I read the recent Wired Magazine article on A/B testing websites and like many of you, I wondered to myself if it was actually possible to embrace this sort of design philosophy.
After talking with my team, we've redoubled our efforts to design core Key Performance Indicators ("KPIs") in an attempt to actually start using A/B testing as a regular process for updating our site navigation, design choices and whatever else we want to change.
It's a disorienting thing, removing subjectivity from the design process. My background as a designer makes me one of those people who can look at a screen and make grand proclamations about where things should be and what they should say. It's something I'm determined to stop doing. I will be honest, it is hard to stop.
Either way, we've devised a series of "top level" KPIs designed to measure overall site effectiveness - and we've limited it to 5 measurements. Yes, of course we'll design secondary KPIs, but at this point, we plan to benchmark and establish baselines for just the most important things on a website. Here's a sample of the working list of questions we hope to answer:
- 1. Do people come back (return visits)
- 2. Do they make donations? (page views / total on site donations)
- 3. Do they stay once they visit? (time on site)
- 4. Do they take key actions designed to engage them in a deeper relationship? (page views / key actions)

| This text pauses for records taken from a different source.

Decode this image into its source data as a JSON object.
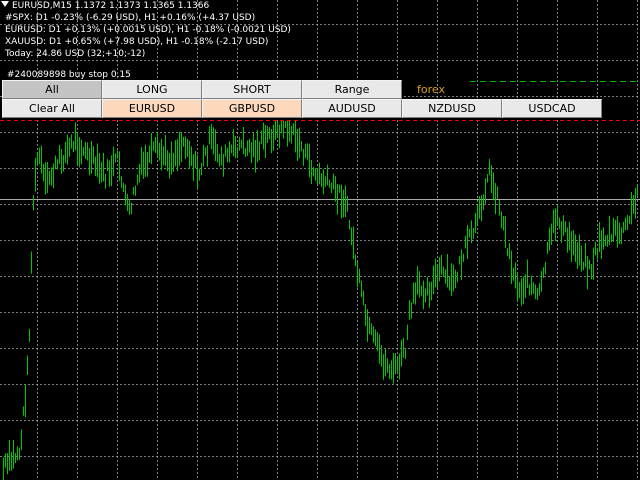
{
  "info": {
    "title": "EURUSD,M15  1.1372 1.1373 1.1365 1.1366",
    "lines": [
      "#SPX: D1 -0.23% (-6.29 USD), H1 +0.16% (+4.37 USD)",
      "EURUSD: D1 +0.13% (+0.0015 USD), H1 -0.18% (-0.0021 USD)",
      "XAUUSD: D1 +0.65% (+7.98 USD), H1 -0.18% (-2.17 USD)",
      "Today: 24.86 USD (32;+10;-12)"
    ],
    "order_label": "#240089898 buy stop 0.15"
  },
  "buttons": {
    "row1": [
      "All",
      "LONG",
      "SHORT",
      "Range"
    ],
    "row2": [
      "Clear All",
      "EURUSD",
      "GBPUSD",
      "AUDUSD",
      "NZDUSD",
      "USDCAD"
    ]
  },
  "forex_label": "forex",
  "colors": {
    "background": "#000000",
    "grid": "#aaaaaa",
    "candles": "#00c800",
    "price_line": "#aaaaaa",
    "order_line": "#ff0000",
    "upper_dashed": "#00b400",
    "selected_button": "#fcd9bd",
    "all_button": "#c4c4c4",
    "button": "#e9e9e9",
    "forex_label": "#d8a020"
  }
}
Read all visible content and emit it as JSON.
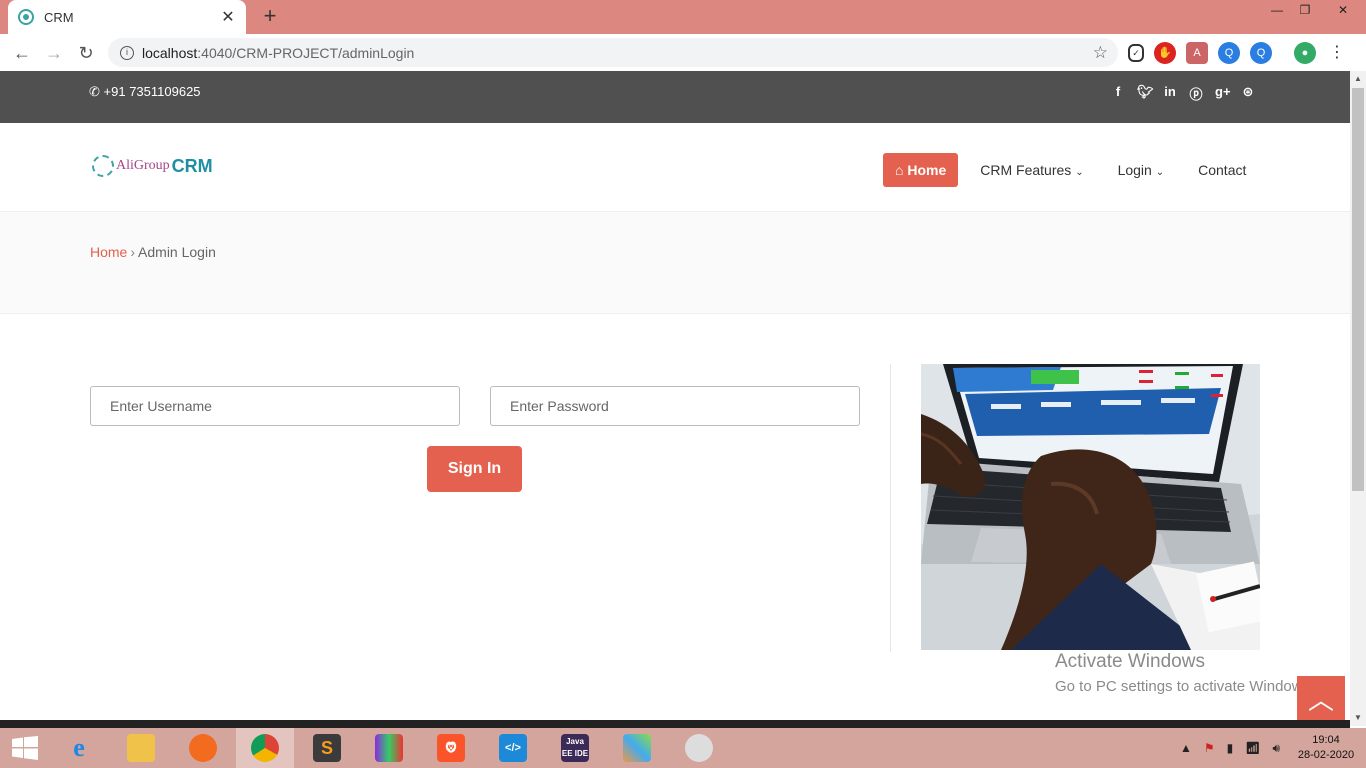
{
  "browser": {
    "tab_title": "CRM",
    "url_host": "localhost",
    "url_path": ":4040/CRM-PROJECT/adminLogin"
  },
  "topbar": {
    "phone": "+91 7351109625",
    "social_icons": [
      "facebook-icon",
      "twitter-icon",
      "linkedin-icon",
      "pinterest-icon",
      "google-plus-icon",
      "dribbble-icon"
    ]
  },
  "header": {
    "logo_part1": "AliGroup",
    "logo_part2": "CRM",
    "menu": {
      "home": "Home",
      "features": "CRM Features",
      "login": "Login",
      "contact": "Contact"
    }
  },
  "breadcrumb": {
    "home": "Home",
    "separator": "›",
    "current": "Admin Login"
  },
  "login_form": {
    "username_placeholder": "Enter Username",
    "password_placeholder": "Enter Password",
    "submit_label": "Sign In"
  },
  "watermark": {
    "line1": "Activate Windows",
    "line2": "Go to PC settings to activate Windows."
  },
  "taskbar": {
    "time": "19:04",
    "date": "28-02-2020",
    "apps": [
      "Internet Explorer",
      "File Explorer",
      "Firefox",
      "Chrome",
      "Sublime Text",
      "WinRAR",
      "Brave",
      "VS Code",
      "Java EE IDE",
      "Photos",
      "Paint"
    ]
  },
  "colors": {
    "accent": "#e4604f",
    "topbar_bg": "#505050",
    "logo_purple": "#a3448a",
    "logo_teal": "#1f8fa3"
  }
}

We feel like we've got a good handle on how we will do this and I'm excited to get started. Some changes will be major, others we hope to test, like the font on the main navigation, are nominal. Either way, we'll learn a lot about what makes the site really tick and put ourselves in a position to improve it over time.